Water is an extremely important resource in Palestine; yet, its inhabitants struggle to obtain adequate amounts of it to survive. When Palestine and Israel signed the Oslo Accords, Palestinians were to receive a certain degree of water access. However, the population of Palestine has doubled since the Oslo Accords came into play. Despite its growing population, Palestine retains the same amount of water access as in 1995. This is troublesome, considering the Oslo Accords’ purpose was to guarantee Palestinians’ water supply would increase to about 200 million cubic meters by 2000. The current amount of water access the Palestinian people have is simply insufficient. In the face of this dire situation, various international organizations are working on improving the water supply in Palestine.
United States Agency for International Development (USAID)
One organization that has assisted Palestinians for some time now is the international development agency, USAID. Since 1994, the group has been committed to improving Palestinian infrastructure. One of the agency’s key successes in improving water resources in Palestine was the upgrading of water distribution networks. This resulted in access to clean water for about 310,000 people as of 2014.
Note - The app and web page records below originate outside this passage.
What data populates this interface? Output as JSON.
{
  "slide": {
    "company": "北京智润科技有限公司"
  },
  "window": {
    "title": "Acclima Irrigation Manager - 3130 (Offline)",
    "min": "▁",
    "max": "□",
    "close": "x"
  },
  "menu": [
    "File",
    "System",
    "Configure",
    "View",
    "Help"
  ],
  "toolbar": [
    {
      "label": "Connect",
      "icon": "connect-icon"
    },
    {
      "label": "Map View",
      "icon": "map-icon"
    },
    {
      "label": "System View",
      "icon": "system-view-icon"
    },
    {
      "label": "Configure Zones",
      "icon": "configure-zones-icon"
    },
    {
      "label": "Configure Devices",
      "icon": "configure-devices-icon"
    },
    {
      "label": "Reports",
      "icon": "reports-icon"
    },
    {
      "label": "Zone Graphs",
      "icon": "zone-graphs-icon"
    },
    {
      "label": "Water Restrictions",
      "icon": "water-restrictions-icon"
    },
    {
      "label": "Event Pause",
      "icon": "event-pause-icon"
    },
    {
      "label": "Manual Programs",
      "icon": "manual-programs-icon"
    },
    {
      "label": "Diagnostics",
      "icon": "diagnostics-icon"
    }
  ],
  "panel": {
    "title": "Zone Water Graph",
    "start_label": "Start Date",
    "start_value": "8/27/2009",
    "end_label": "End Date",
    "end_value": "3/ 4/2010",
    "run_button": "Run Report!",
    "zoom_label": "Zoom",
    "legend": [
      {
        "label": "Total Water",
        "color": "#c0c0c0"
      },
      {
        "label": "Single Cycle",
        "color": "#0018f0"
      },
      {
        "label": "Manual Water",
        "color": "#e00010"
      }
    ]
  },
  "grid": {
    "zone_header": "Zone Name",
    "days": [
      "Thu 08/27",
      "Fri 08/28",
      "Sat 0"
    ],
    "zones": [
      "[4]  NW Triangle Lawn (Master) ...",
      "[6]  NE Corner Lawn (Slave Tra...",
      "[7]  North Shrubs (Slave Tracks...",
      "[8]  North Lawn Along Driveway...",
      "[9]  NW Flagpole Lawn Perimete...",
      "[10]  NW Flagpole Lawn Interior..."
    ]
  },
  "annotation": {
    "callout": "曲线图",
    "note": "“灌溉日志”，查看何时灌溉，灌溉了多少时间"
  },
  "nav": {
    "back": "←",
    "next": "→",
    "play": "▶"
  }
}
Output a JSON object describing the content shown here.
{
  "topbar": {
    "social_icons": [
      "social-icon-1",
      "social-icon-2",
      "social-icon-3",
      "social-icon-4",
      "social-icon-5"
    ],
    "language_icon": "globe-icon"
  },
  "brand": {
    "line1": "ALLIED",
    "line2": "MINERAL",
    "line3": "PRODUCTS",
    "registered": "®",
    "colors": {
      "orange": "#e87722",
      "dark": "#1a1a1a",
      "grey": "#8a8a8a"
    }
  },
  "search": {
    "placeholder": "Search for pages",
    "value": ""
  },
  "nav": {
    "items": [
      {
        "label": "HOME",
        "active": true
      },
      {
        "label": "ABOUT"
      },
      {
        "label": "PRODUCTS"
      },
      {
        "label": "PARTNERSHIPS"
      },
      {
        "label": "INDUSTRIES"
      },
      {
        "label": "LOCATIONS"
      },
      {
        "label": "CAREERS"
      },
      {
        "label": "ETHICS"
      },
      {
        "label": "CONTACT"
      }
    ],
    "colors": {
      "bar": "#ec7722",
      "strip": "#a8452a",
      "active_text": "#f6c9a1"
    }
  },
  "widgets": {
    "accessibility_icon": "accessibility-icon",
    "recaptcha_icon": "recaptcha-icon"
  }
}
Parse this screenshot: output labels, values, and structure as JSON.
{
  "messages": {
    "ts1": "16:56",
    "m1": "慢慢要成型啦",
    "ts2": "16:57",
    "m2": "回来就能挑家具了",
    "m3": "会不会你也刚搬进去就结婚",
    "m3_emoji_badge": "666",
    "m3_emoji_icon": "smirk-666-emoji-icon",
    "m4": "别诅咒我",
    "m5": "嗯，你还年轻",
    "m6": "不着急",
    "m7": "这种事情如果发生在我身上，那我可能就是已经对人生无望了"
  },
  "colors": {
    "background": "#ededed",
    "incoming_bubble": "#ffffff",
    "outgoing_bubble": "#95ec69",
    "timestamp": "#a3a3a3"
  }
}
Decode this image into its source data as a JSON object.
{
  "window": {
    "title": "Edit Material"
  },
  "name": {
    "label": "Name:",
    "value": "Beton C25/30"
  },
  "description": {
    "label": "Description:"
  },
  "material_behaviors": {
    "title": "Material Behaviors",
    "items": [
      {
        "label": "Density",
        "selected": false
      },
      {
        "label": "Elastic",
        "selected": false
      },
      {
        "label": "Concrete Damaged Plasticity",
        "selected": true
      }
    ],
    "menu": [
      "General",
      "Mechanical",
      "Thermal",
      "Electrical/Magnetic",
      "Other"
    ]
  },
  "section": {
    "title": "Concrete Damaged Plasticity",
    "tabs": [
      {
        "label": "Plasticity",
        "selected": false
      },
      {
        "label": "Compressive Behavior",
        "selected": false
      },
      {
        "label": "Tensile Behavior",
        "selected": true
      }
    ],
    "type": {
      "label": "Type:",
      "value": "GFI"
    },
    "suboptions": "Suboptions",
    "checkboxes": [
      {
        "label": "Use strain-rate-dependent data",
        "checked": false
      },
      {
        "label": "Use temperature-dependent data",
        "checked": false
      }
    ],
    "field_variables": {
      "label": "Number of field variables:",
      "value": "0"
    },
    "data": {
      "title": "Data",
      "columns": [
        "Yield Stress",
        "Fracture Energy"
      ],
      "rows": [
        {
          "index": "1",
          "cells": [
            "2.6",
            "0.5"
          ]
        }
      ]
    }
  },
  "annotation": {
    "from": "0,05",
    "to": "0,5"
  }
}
Since 1994, USAID has drilled or refurbished 17 wells and installed 900 kilometers of water pipelines. In addition to helping residents meet basic human needs, USAID initiatives have improved the state’s economy. In total, the organization’s accessibility efforts have provided 1,300,000 days of employment for Palestinians.
United Nations Development Programme (UNDP)
The United Nations Development Programme has also been improving the water supply in Palestine. One example of the program’s support is in the Palestinian city of Rafah. Here, only 7% of water is utilized for domestic use as defined by the World Health Organization. Fortunately, the UNDP aided these Palestinians by building a 3000-cubic-meter water tank. This water tank has raised the water supply for about 50% of the city’s population. To date, the UNDP has conducted 200 other projects aimed at improving water supply in Palestine.
The UNDP has also initiated its Emergency Water Supply and Rehabilitation Programme. Many of the ongoing improvements have helped people in Rafah. Moreover, the Tel Al Sultan area, near Rafah, has seen boosts in its water supply as well. For example, 75,000 people living in the area have access to a reliable water supply for about 12 hours per day. This stands in stark contrast to previous statistics of half that amount, provided every three days. Another city the Emergency Water Supply and Rehabilitation Programme reaches is Beit Hanoun. About 70,000 Palestinians in this area now have a reliable source of water due to the implementation of two water tanks. Both tanks fairly distribute water from wells throughout the city. Finally, the UNDP has installed 10,000 meters of a new and improved water network that will prevent pipeline contamination.
While Palestinians still struggle to obtain the water resources that they need, they have received crucial assistance from international organizations like USAID and UNDP. As Palestine continues receiving this beneficial assistance and reaps the subsequent health and economic benefits, there is hope that this state will soon provide clean water to all of its inhabitants.